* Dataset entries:

══════════════════════════════

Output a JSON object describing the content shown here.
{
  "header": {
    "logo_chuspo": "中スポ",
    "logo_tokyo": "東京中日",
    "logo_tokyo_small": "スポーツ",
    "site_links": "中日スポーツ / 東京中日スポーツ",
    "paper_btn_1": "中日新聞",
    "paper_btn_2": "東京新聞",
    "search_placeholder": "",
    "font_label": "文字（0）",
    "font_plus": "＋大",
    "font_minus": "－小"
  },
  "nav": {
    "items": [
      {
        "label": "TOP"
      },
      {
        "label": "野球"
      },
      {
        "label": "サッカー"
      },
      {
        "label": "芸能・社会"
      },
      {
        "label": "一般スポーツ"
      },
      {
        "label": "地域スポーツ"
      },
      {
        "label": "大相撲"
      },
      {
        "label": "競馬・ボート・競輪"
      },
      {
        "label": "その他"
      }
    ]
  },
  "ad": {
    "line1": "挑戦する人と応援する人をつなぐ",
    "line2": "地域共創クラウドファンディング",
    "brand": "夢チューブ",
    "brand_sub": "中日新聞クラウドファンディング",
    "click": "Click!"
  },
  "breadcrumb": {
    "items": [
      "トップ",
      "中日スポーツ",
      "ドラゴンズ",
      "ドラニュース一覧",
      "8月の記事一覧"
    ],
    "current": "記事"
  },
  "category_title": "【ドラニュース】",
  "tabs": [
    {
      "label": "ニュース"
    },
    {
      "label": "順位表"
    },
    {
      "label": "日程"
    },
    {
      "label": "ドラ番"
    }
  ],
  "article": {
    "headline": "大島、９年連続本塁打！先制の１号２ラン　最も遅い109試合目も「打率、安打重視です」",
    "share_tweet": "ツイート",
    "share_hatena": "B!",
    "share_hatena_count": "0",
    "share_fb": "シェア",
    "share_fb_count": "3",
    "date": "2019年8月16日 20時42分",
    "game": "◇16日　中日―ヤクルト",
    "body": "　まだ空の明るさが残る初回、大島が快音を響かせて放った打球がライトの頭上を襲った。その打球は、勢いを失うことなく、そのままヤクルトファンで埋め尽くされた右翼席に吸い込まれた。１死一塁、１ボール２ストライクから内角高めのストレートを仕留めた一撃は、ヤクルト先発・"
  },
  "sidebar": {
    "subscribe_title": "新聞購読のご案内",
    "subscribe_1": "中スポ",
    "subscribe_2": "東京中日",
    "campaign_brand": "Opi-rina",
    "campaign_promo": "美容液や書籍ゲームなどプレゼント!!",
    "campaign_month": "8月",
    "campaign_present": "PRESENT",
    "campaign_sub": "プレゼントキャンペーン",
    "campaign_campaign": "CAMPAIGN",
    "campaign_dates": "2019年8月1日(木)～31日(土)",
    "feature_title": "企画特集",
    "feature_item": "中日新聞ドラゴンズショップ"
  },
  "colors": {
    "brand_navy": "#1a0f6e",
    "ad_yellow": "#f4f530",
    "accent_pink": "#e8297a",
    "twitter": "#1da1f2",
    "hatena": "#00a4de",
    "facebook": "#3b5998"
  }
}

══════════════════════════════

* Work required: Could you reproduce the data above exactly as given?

* Response box:
Output a JSON object describing the content shown here.
{
  "header": {
    "logo_chuspo": "中スポ",
    "logo_tokyo": "東京中日",
    "logo_tokyo_small": "スポーツ",
    "site_links": "中日スポーツ / 東京中日スポーツ",
    "paper_btn_1": "中日新聞",
    "paper_btn_2": "東京新聞",
    "search_placeholder": "",
    "font_label": "文字（0）",
    "font_plus": "＋大",
    "font_minus": "－小"
  },
  "nav": {
    "items": [
      {
        "label": "TOP"
      },
      {
        "label": "野球"
      },
      {
        "label": "サッカー"
      },
      {
        "label": "芸能・社会"
      },
      {
        "label": "一般スポーツ"
      },
      {
        "label": "地域スポーツ"
      },
      {
        "label": "大相撲"
      },
      {
        "label": "競馬・ボート・競輪"
      },
      {
        "label": "その他"
      }
    ]
  },
  "ad": {
    "line1": "挑戦する人と応援する人をつなぐ",
    "line2": "地域共創クラウドファンディング",
    "brand": "夢チューブ",
    "brand_sub": "中日新聞クラウドファンディング",
    "click": "Click!"
  },
  "breadcrumb": {
    "items": [
      "トップ",
      "中日スポーツ",
      "ドラゴンズ",
      "ドラニュース一覧",
      "8月の記事一覧"
    ],
    "current": "記事"
  },
  "category_title": "【ドラニュース】",
  "tabs": [
    {
      "label": "ニュース"
    },
    {
      "label": "順位表"
    },
    {
      "label": "日程"
    },
    {
      "label": "ドラ番"
    }
  ],
  "article": {
    "headline": "大島、９年連続本塁打！先制の１号２ラン　最も遅い109試合目も「打率、安打重視です」",
    "share_tweet": "ツイート",
    "share_hatena": "B!",
    "share_hatena_count": "0",
    "share_fb": "シェア",
    "share_fb_count": "3",
    "date": "2019年8月16日 20時42分",
    "game": "◇16日　中日―ヤクルト",
    "body": "　まだ空の明るさが残る初回、大島が快音を響かせて放った打球がライトの頭上を襲った。その打球は、勢いを失うことなく、そのままヤクルトファンで埋め尽くされた右翼席に吸い込まれた。１死一塁、１ボール２ストライクから内角高めのストレートを仕留めた一撃は、ヤクルト先発・"
  },
  "sidebar": {
    "subscribe_title": "新聞購読のご案内",
    "subscribe_1": "中スポ",
    "subscribe_2": "東京中日",
    "campaign_brand": "Opi-rina",
    "campaign_promo": "美容液や書籍ゲームなどプレゼント!!",
    "campaign_month": "8月",
    "campaign_present": "PRESENT",
    "campaign_sub": "プレゼントキャンペーン",
    "campaign_campaign": "CAMPAIGN",
    "campaign_dates": "2019年8月1日(木)～31日(土)",
    "feature_title": "企画特集",
    "feature_item": "中日新聞ドラゴンズショップ"
  },
  "colors": {
    "brand_navy": "#1a0f6e",
    "ad_yellow": "#f4f530",
    "accent_pink": "#e8297a",
    "twitter": "#1da1f2",
    "hatena": "#00a4de",
    "facebook": "#3b5998"
  }
}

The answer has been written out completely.